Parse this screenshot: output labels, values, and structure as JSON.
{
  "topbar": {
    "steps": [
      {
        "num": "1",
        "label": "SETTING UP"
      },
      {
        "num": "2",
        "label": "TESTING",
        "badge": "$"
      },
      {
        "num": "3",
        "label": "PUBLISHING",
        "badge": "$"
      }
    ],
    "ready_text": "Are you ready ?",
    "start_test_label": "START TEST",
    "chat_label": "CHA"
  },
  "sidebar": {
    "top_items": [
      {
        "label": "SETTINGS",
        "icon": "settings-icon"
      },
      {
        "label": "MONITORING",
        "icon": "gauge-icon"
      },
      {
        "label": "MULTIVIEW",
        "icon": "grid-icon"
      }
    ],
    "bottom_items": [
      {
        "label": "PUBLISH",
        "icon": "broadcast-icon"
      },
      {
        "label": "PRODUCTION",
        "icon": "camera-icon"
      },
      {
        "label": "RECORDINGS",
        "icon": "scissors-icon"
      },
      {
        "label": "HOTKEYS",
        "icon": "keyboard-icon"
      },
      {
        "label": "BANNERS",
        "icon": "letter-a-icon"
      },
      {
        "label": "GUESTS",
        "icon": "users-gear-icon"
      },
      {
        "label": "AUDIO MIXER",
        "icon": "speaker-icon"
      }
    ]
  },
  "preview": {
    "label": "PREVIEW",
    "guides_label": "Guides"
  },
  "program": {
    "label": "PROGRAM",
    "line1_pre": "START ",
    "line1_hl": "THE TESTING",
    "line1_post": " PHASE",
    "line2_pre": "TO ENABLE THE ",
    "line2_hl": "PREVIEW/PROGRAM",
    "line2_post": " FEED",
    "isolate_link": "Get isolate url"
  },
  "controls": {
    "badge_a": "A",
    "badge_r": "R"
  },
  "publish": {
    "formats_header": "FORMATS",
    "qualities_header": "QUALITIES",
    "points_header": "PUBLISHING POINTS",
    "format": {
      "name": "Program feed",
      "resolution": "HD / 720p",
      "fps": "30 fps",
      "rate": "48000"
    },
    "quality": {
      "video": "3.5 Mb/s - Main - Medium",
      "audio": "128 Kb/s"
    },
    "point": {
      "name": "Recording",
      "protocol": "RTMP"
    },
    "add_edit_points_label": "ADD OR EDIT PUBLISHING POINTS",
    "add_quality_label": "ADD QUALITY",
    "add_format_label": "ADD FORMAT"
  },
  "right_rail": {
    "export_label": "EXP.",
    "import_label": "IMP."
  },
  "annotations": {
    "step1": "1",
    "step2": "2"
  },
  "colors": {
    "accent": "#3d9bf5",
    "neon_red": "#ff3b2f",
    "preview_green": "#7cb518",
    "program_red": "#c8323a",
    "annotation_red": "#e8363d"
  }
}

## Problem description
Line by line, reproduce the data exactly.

## Response to this task
Parse this screenshot: output labels, values, and structure as JSON.
{
  "topbar": {
    "steps": [
      {
        "num": "1",
        "label": "SETTING UP"
      },
      {
        "num": "2",
        "label": "TESTING",
        "badge": "$"
      },
      {
        "num": "3",
        "label": "PUBLISHING",
        "badge": "$"
      }
    ],
    "ready_text": "Are you ready ?",
    "start_test_label": "START TEST",
    "chat_label": "CHA"
  },
  "sidebar": {
    "top_items": [
      {
        "label": "SETTINGS",
        "icon": "settings-icon"
      },
      {
        "label": "MONITORING",
        "icon": "gauge-icon"
      },
      {
        "label": "MULTIVIEW",
        "icon": "grid-icon"
      }
    ],
    "bottom_items": [
      {
        "label": "PUBLISH",
        "icon": "broadcast-icon"
      },
      {
        "label": "PRODUCTION",
        "icon": "camera-icon"
      },
      {
        "label": "RECORDINGS",
        "icon": "scissors-icon"
      },
      {
        "label": "HOTKEYS",
        "icon": "keyboard-icon"
      },
      {
        "label": "BANNERS",
        "icon": "letter-a-icon"
      },
      {
        "label": "GUESTS",
        "icon": "users-gear-icon"
      },
      {
        "label": "AUDIO MIXER",
        "icon": "speaker-icon"
      }
    ]
  },
  "preview": {
    "label": "PREVIEW",
    "guides_label": "Guides"
  },
  "program": {
    "label": "PROGRAM",
    "line1_pre": "START ",
    "line1_hl": "THE TESTING",
    "line1_post": " PHASE",
    "line2_pre": "TO ENABLE THE ",
    "line2_hl": "PREVIEW/PROGRAM",
    "line2_post": " FEED",
    "isolate_link": "Get isolate url"
  },
  "controls": {
    "badge_a": "A",
    "badge_r": "R"
  },
  "publish": {
    "formats_header": "FORMATS",
    "qualities_header": "QUALITIES",
    "points_header": "PUBLISHING POINTS",
    "format": {
      "name": "Program feed",
      "resolution": "HD / 720p",
      "fps": "30 fps",
      "rate": "48000"
    },
    "quality": {
      "video": "3.5 Mb/s - Main - Medium",
      "audio": "128 Kb/s"
    },
    "point": {
      "name": "Recording",
      "protocol": "RTMP"
    },
    "add_edit_points_label": "ADD OR EDIT PUBLISHING POINTS",
    "add_quality_label": "ADD QUALITY",
    "add_format_label": "ADD FORMAT"
  },
  "right_rail": {
    "export_label": "EXP.",
    "import_label": "IMP."
  },
  "annotations": {
    "step1": "1",
    "step2": "2"
  },
  "colors": {
    "accent": "#3d9bf5",
    "neon_red": "#ff3b2f",
    "preview_green": "#7cb518",
    "program_red": "#c8323a",
    "annotation_red": "#e8363d"
  }
}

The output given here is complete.